Are We Present For The Banquet?

The Reading from the Holy Gospel according to St. Luke. (14:16-24)

Today we hear the beautiful parable about the great banquet. This reading is given to us today as we celebrate the Sunday of the Holy Forefathers of our Lord Jesus Christ. We are being reminded that the feast of the nativity (Christmas) is close at hand.

We are also reminded that the kingdom of God, the heavenly kingdom is like a great banquet given by a king. Because it is a great banquet and because God Himself is the generous king, He desires to invite as many people as possible to come and partake of this banquet, to celebrate with Him. After all, what kind of a celebration is it, when no one is there to celebrate and share in the joy with us? Why does the whole world celebrate Christmas? Because God invited humanity to share in the divinity of His only Son through the incarnation or the humanity of His Son. What an invitation! What a thing worthy of celebration! Of course over many centuries this celebration has become less religious and more cultural, a sign of the general decline of the Christian faith in the lives of the people. However it’s roots are solid.
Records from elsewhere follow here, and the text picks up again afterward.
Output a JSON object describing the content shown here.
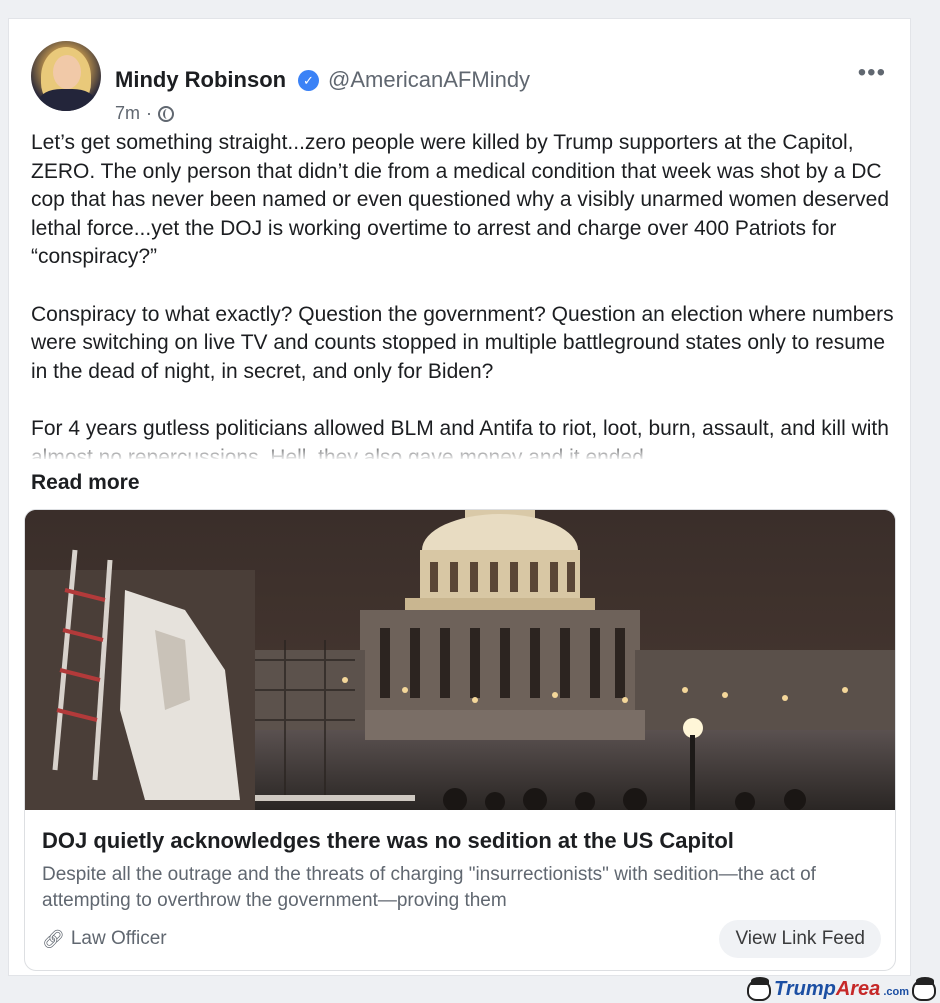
{
  "post": {
    "author_name": "Mindy Robinson",
    "author_handle": "@AmericanAFMindy",
    "timestamp": "7m",
    "separator": "·",
    "paragraphs": [
      "Let’s get something straight...zero people were killed by Trump supporters at the Capitol, ZERO. The only person that didn’t die from a medical condition that week was shot by a DC cop that has never been named or even questioned why a visibly unarmed women deserved lethal force...yet the DOJ is working overtime to arrest and charge over 400 Patriots for “conspiracy?”",
      "Conspiracy to what exactly? Question the government? Question an election where numbers were switching on live TV and counts stopped in multiple battleground states only to resume in the dead of night, in secret, and only for Biden?",
      "For 4 years gutless politicians allowed BLM and Antifa to riot, loot, burn, assault, and kill with almost no repercussions. Hell, they also gave money and it ended"
    ],
    "read_more_label": "Read more",
    "more_menu_label": "•••"
  },
  "link_preview": {
    "title": "DOJ quietly acknowledges there was no sedition at the US Capitol",
    "description": "Despite all the outrage and the threats of charging \"insurrectionists\" with sedition—the act of attempting to overthrow the government—proving them",
    "source": "Law Officer",
    "view_button_label": "View Link Feed"
  },
  "watermark": {
    "brand_main": "Trump",
    "brand_accent": "Area",
    "brand_suffix": ".com"
  },
  "icons": {
    "verified": "verified-badge-icon",
    "visibility": "globe-icon",
    "source": "link-chain-icon",
    "menu": "more-options-icon"
  },
  "colors": {
    "accent_blue": "#3b82f6",
    "text_primary": "#1c1e21",
    "text_secondary": "#606770",
    "button_bg": "#f0f2f5"
  }
}
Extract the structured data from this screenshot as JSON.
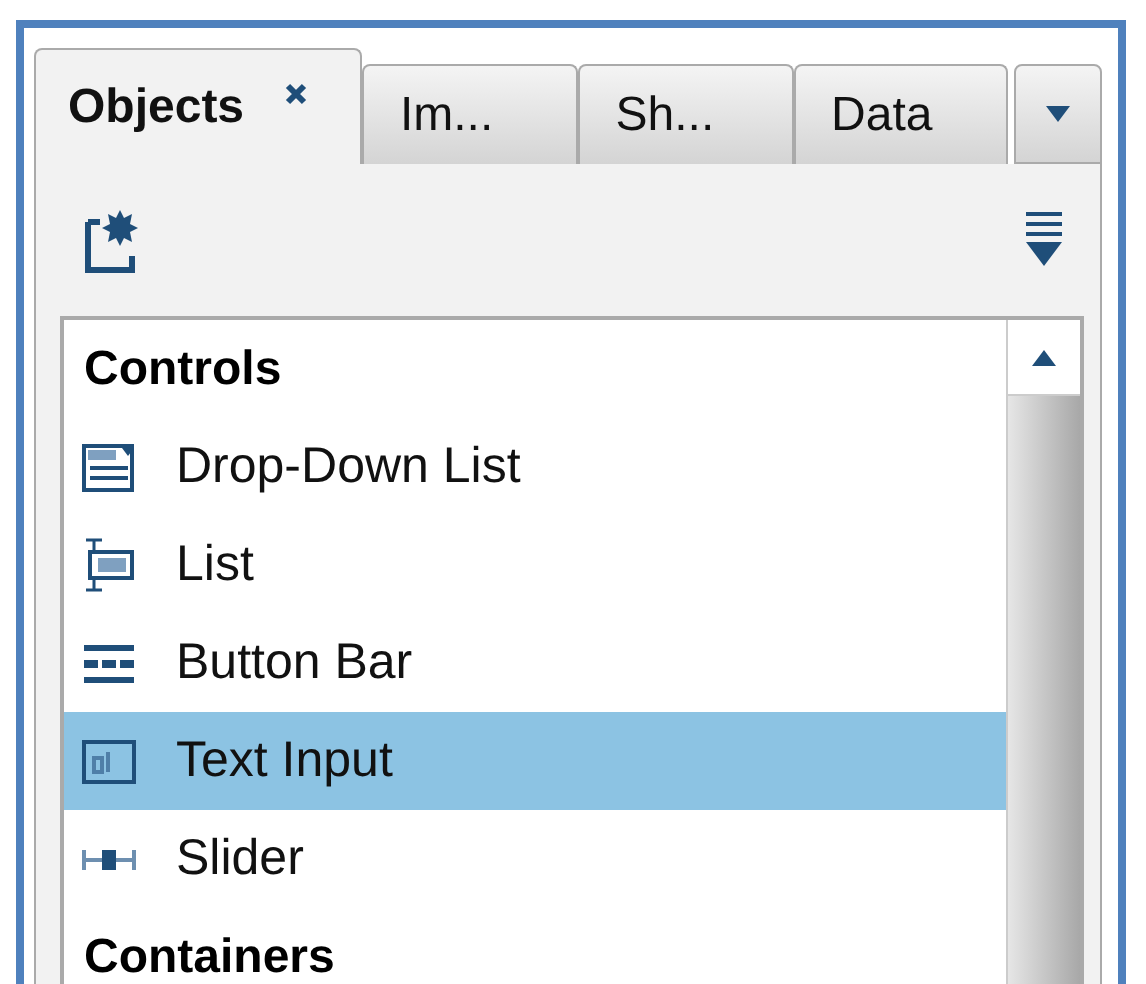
{
  "tabs": [
    {
      "label": "Objects",
      "selected": true,
      "closable": true
    },
    {
      "label": "Im...",
      "selected": false,
      "closable": false
    },
    {
      "label": "Sh...",
      "selected": false,
      "closable": false
    },
    {
      "label": "Data",
      "selected": false,
      "closable": false
    }
  ],
  "groups": [
    {
      "heading": "Controls",
      "items": [
        {
          "label": "Drop-Down List",
          "kind": "dropdown",
          "selected": false
        },
        {
          "label": "List",
          "kind": "list",
          "selected": false
        },
        {
          "label": "Button Bar",
          "kind": "buttonbar",
          "selected": false
        },
        {
          "label": "Text Input",
          "kind": "textinput",
          "selected": true
        },
        {
          "label": "Slider",
          "kind": "slider",
          "selected": false
        }
      ]
    },
    {
      "heading": "Containers"
    }
  ]
}
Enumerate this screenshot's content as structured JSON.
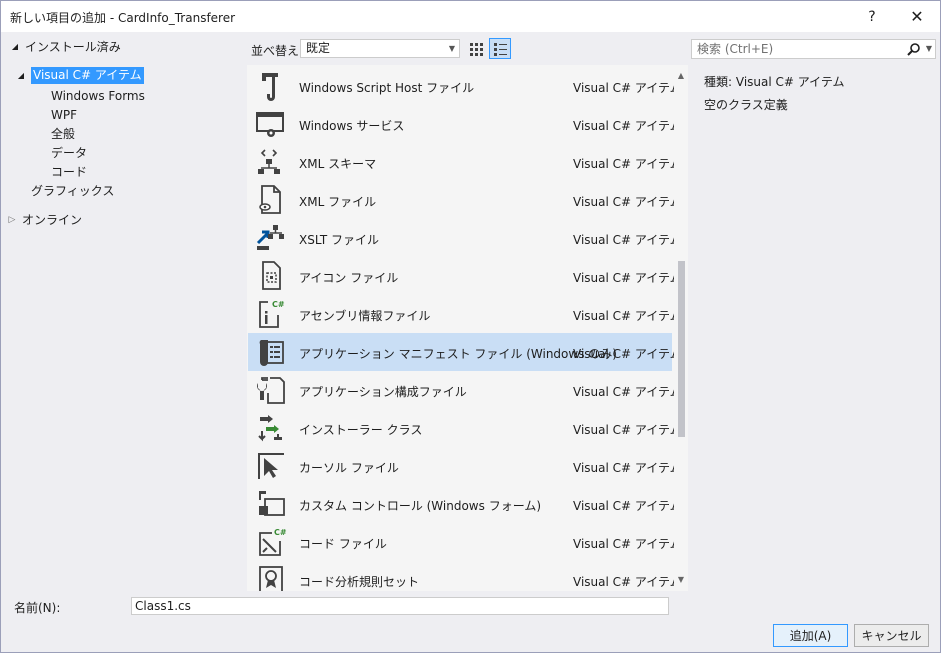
{
  "window": {
    "title": "新しい項目の追加 - CardInfo_Transferer",
    "help": "?",
    "close": "✕"
  },
  "tree": {
    "installed": "インストール済み",
    "visual_csharp": "Visual C# アイテム",
    "children": [
      "Windows Forms",
      "WPF",
      "全般",
      "データ",
      "コード"
    ],
    "graphics": "グラフィックス",
    "online": "オンライン"
  },
  "toolbar": {
    "sort_label": "並べ替え:",
    "sort_value": "既定"
  },
  "search": {
    "placeholder": "検索 (Ctrl+E)"
  },
  "items": [
    {
      "name": "Windows Script Host ファイル",
      "type": "Visual C# アイテム",
      "icon": "script-icon"
    },
    {
      "name": "Windows サービス",
      "type": "Visual C# アイテム",
      "icon": "service-icon"
    },
    {
      "name": "XML スキーマ",
      "type": "Visual C# アイテム",
      "icon": "xml-schema-icon"
    },
    {
      "name": "XML ファイル",
      "type": "Visual C# アイテム",
      "icon": "xml-file-icon"
    },
    {
      "name": "XSLT ファイル",
      "type": "Visual C# アイテム",
      "icon": "xslt-icon"
    },
    {
      "name": "アイコン ファイル",
      "type": "Visual C# アイテム",
      "icon": "icon-file-icon"
    },
    {
      "name": "アセンブリ情報ファイル",
      "type": "Visual C# アイテム",
      "icon": "assembly-info-icon"
    },
    {
      "name": "アプリケーション マニフェスト ファイル (Windows のみ)",
      "type": "Visual C# アイテム",
      "icon": "manifest-icon",
      "selected": true
    },
    {
      "name": "アプリケーション構成ファイル",
      "type": "Visual C# アイテム",
      "icon": "config-icon"
    },
    {
      "name": "インストーラー クラス",
      "type": "Visual C# アイテム",
      "icon": "installer-icon"
    },
    {
      "name": "カーソル ファイル",
      "type": "Visual C# アイテム",
      "icon": "cursor-icon"
    },
    {
      "name": "カスタム コントロール (Windows フォーム)",
      "type": "Visual C# アイテム",
      "icon": "custom-control-icon"
    },
    {
      "name": "コード ファイル",
      "type": "Visual C# アイテム",
      "icon": "code-file-icon"
    },
    {
      "name": "コード分析規則セット",
      "type": "Visual C# アイテム",
      "icon": "ruleset-icon"
    }
  ],
  "details": {
    "type_label": "種類:",
    "type_value": "Visual C# アイテム",
    "description": "空のクラス定義"
  },
  "bottom": {
    "name_label": "名前(N):",
    "name_value": "Class1.cs",
    "add_button": "追加(A)",
    "cancel_button": "キャンセル"
  },
  "colors": {
    "selection": "#3399ff",
    "selected_row": "#c9def5",
    "icon_dark": "#424242",
    "icon_blue": "#00539c",
    "icon_green": "#388a34"
  }
}
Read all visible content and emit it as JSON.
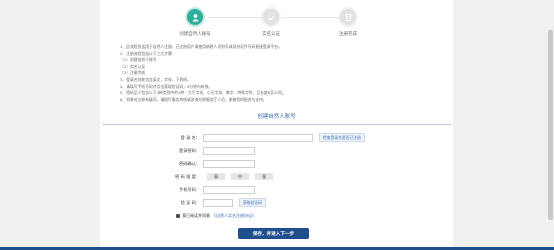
{
  "steps": [
    {
      "label": "创建自然人账号",
      "icon": "person-icon",
      "active": true
    },
    {
      "label": "实名认证",
      "icon": "check-icon",
      "active": false
    },
    {
      "label": "注册完成",
      "icon": "document-icon",
      "active": false
    }
  ],
  "notice": [
    "1、此流程仅适用于自然人注册，已注册用户请使用纳税人识别号或身份证件号码直接登录平台。",
    "2、注册流程包括以下三大步骤：",
    "（1）创建自然人账号",
    "（2）实名认证",
    "（3）注册完成",
    "3、登录名仅能包含英文、字母、下划线。",
    "4、请填写手机号码并点击获取验证码，5分钟内有效。",
    "5、密码至少包含以下4种类别中的3种：大写字母、小写字母、数字、特殊字符，且长度8至20位。",
    "6、如果对注册有疑问，请拨打服务热线或咨询办税服务厅人员，谢谢您的配合与支持。"
  ],
  "form": {
    "title": "创建自然人账号",
    "username_label": "登 录 名：",
    "check_button": "检查登录名是否已注册",
    "password_label": "登录密码：",
    "confirm_label": "密码确认：",
    "strength_label": "密 码 强 度：",
    "strength_levels": [
      "弱",
      "中",
      "强"
    ],
    "phone_label": "手机号码：",
    "code_label": "验 证 码：",
    "code_button": "获取验证码",
    "agree_text": "我已阅读并同意",
    "agree_link": "《自然人实名注册协议》",
    "submit_label": "保存，并进入下一步"
  },
  "colors": {
    "accent": "#2fae9c",
    "primary": "#1f4e8c",
    "link": "#3c6db0"
  }
}
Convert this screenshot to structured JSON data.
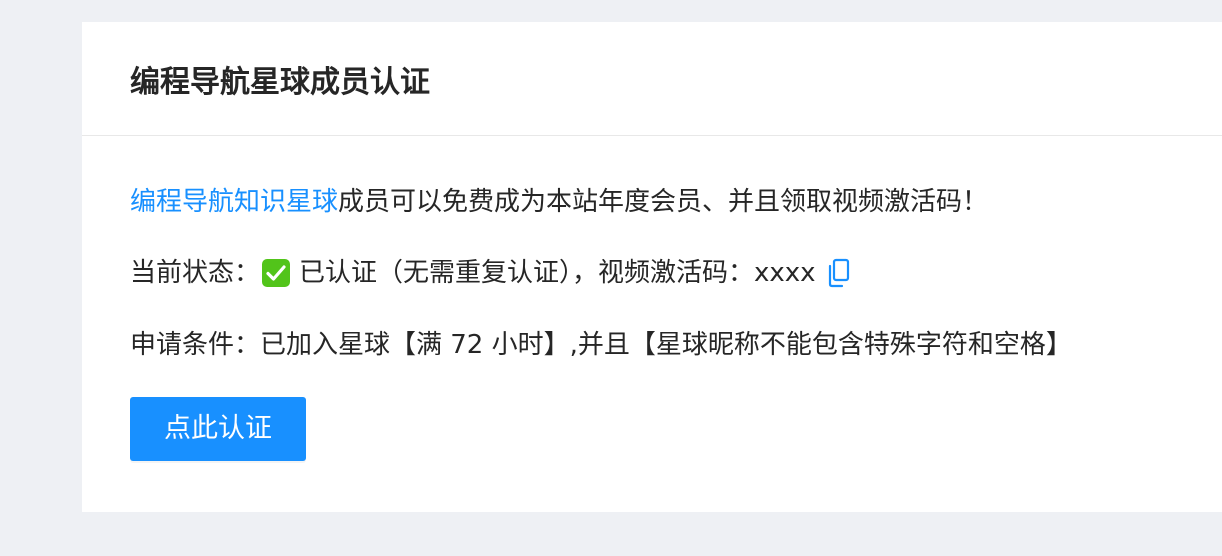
{
  "card": {
    "title": "编程导航星球成员认证"
  },
  "intro": {
    "link_text": "编程导航知识星球",
    "rest_text": "成员可以免费成为本站年度会员、并且领取视频激活码！"
  },
  "status": {
    "label": "当前状态：",
    "value": "已认证（无需重复认证），视频激活码：xxxx"
  },
  "conditions": {
    "text": "申请条件：已加入星球【满 72 小时】,并且【星球昵称不能包含特殊字符和空格】"
  },
  "action": {
    "button_label": "点此认证"
  },
  "colors": {
    "accent": "#1890ff",
    "success": "#52c41a",
    "background": "#eef0f4"
  }
}
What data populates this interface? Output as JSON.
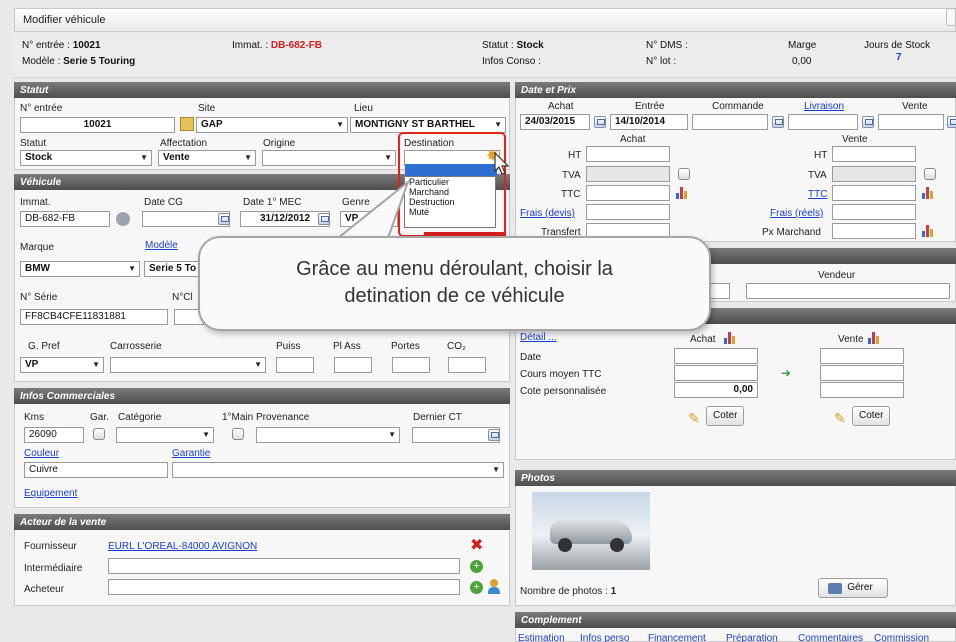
{
  "window": {
    "title": "Modifier véhicule"
  },
  "info": {
    "entree_label": "N° entrée :",
    "entree": "10021",
    "immat_label": "Immat. :",
    "immat": "DB-682-FB",
    "statut_label": "Statut :",
    "statut": "Stock",
    "dms_label": "N° DMS :",
    "marge_label": "Marge",
    "marge": "0,00",
    "jours_label": "Jours de Stock",
    "jours": "7",
    "modele_label": "Modèle :",
    "modele": "Serie 5 Touring",
    "conso_label": "Infos Conso :",
    "lot_label": "N° lot :"
  },
  "statut": {
    "title": "Statut",
    "entree_label": "N° entrée",
    "entree": "10021",
    "site_label": "Site",
    "site": "GAP",
    "lieu_label": "Lieu",
    "lieu": "MONTIGNY ST BARTHEL",
    "statut_label": "Statut",
    "statut": "Stock",
    "affectation_label": "Affectation",
    "affectation": "Vente",
    "origine_label": "Origine",
    "destination_label": "Destination",
    "destination_options": [
      "Particulier",
      "Marchand",
      "Destruction",
      "Muté"
    ]
  },
  "vehicule": {
    "title": "Véhicule",
    "immat_label": "Immat.",
    "immat": "DB-682-FB",
    "datecg_label": "Date CG",
    "mec_label": "Date 1° MEC",
    "mec": "31/12/2012",
    "genre_label": "Genre",
    "genre": "VP",
    "marque_label": "Marque",
    "marque": "BMW",
    "modele_link": "Modèle",
    "modele": "Serie 5 To",
    "serie_label": "N° Série",
    "serie": "FF8CB4CFE11831881",
    "ncl_label": "N°Cl",
    "gpref_label": "G. Pref",
    "gpref": "VP",
    "carrosserie_label": "Carrosserie",
    "puiss_label": "Puiss",
    "plass_label": "Pl Ass",
    "portes_label": "Portes",
    "co2_label": "CO₂"
  },
  "commercial": {
    "title": "Infos Commerciales",
    "kms_label": "Kms",
    "kms": "26090",
    "gar_label": "Gar.",
    "categorie_label": "Catégorie",
    "main_label": "1°Main",
    "provenance_label": "Provenance",
    "ct_label": "Dernier CT",
    "couleur_link": "Couleur",
    "couleur": "Cuivre",
    "garantie_link": "Garantie",
    "equipement_link": "Equipement"
  },
  "acteur": {
    "title": "Acteur de la vente",
    "fournisseur_label": "Fournisseur",
    "fournisseur": "EURL L'OREAL-84000 AVIGNON",
    "intermediaire_label": "Intermédiaire",
    "acheteur_label": "Acheteur"
  },
  "prix": {
    "title": "Date et Prix",
    "achat_label": "Achat",
    "entree_label": "Entrée",
    "commande_label": "Commande",
    "livraison_link": "Livraison",
    "vente_label": "Vente",
    "achat_date": "24/03/2015",
    "entree_date": "14/10/2014",
    "col_achat": "Achat",
    "col_vente": "Vente",
    "ht": "HT",
    "tva": "TVA",
    "ttc": "TTC",
    "ttc_link": "TTC",
    "frais_devis": "Frais (devis)",
    "frais_reels": "Frais (réels)",
    "transfert": "Transfert",
    "px_marchand": "Px Marchand"
  },
  "vendeur": {
    "label": "Vendeur"
  },
  "cote": {
    "detail_link": "Détail ...",
    "achat_label": "Achat",
    "vente_label": "Vente",
    "date_label": "Date",
    "cours_label": "Cours moyen TTC",
    "perso_label": "Cote personnalisée",
    "perso_value": "0,00",
    "coter_btn": "Coter"
  },
  "photos": {
    "title": "Photos",
    "count_label": "Nombre de photos :",
    "count": "1",
    "gerer_btn": "Gérer"
  },
  "complement": {
    "title": "Complement",
    "tabs": [
      "Estimation",
      "Infos perso",
      "Financement",
      "Préparation",
      "Commentaires",
      "Commission"
    ]
  },
  "callout": {
    "line1": "Grâce au menu déroulant, choisir la",
    "line2": "detination de ce véhicule"
  }
}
In the reading, as our Lord Jesus Christ was teaching the people He reminded them that God, His Father, had invited many many people to the banquet and that many of them had rejected and would continue to reject the invitation in the future. Why did they reject the invitation? Was it because they were bad people? Not necessarily. Each one of the people in the parable had a very good excuse as to why they could not possibly come to the banquet. Can I tell you a secret? Nearly everyone who has ever contacted me to tell my why they couldn’t come to the divine liturgy on a Sunday morning had a good excuse in their own mind. That should terrify us because we easily fall into self-delusion and we think that our excuses will justify us before God. But when we read this parable we find out that this is not the case. One of the beautiful things about the gospels is that they are straightforward and leave no room for an escape.

God is loving, understanding and full of mercy. But God also gave us an invitation to dine with Him out of this same mercy and love for us. If we continually make excuses for why we are not dedicating time to prayer, to worship and to life in Christ then we have a problem. This invitation from God is about our life of worship, the life of the Church and this is most relevant in the celebration of the Divine Liturgy.

What we do on Sunday morning is really important, it is the earthly fulfillment of the heavenly banquet in as much as it is possible for us. St. Sophrony of Essex writes that “The Divine Liturgy is the way we know God and the way God becomes known to us…every Divine Liturgy is a Theophany. The body of Christ appears. Every member of the Church is an icon of the kingdom of God.”

Every day of the week is connected to the other. Every day is an opportunity to accept or reject the invitation of Christ in our hearts. Every day leads us back to Sunday, the Lord’s day, the day of the resurrection. Every day is either an affirmation of our Sunday lives or a denial of what we do on Sunday morning. Every day and every choice of every day either reinforces our worship or erodes it.

I mentioned to the parents on Tuesday night that part of raising our teens to become holy men and women is to immerse them in the life of the Church, the life of Christ both inside and outside the walls of the church. That is the easiest way to learn a language, immersion. Certainly there are times when we have legitimate reasons why we can’t make it to the church to worship. Certainly there are times when we can’t keep our home prayer rules and our other spiritual disciplines but we have to be careful not to be like the folks in this parable. Perhaps we need to look at our life and reprioritize things to focus on Christ our God.

“But Father, we are already here! Are we “off the hook’?” Absolutely not! We have done good by choosing to be here. But you can be here in the body and far away in the mind and heart. You could already be at coffee hour in your mind, or at lunch, or in a multitude of other possible places. You could also be here and faithful today but the rest of the week you contradict the teachings of Christ in your life. We are invited to go deeper in our life of worship so that it will be true worship done with our whole person and not simply our physical presence in this place. When this type of integrated worship happens that is something really special. That is how we fully accept the invitation to the banquet and in turn we find that our participation in the banquet transforms us!

St. John of Shanghai and San Francisco writes, “For a man’s complete sanctification, the body of the servant of the Lord must be united with the Body of Christ, and this is accomplished in the Mystery of Holy Communion. The true Body and the true Blood of Christ which we receive become part of the great Body of Christ. Of course, for union with Christ, the mere conjoining of our body with the Body of Christ does not suffice. The consumption of the Body of Christ becomes beneficial when in spirit we strive towards Him and unite ourselves with Him. Receiving the Body of Christ, while turning away from Him in spirit, is like the contact with Christ which they had who struck Him and mocked and crucified Him. Their contact with Him served not for their salvation and healing, but for their condemnation. But those who partake with piety, love and readiness to serve Him, closely unite themselves with Him and become instruments of His Divine will.”

May we run to accept this divine invitation to share in the life of God. AMEN.

Source: Sermons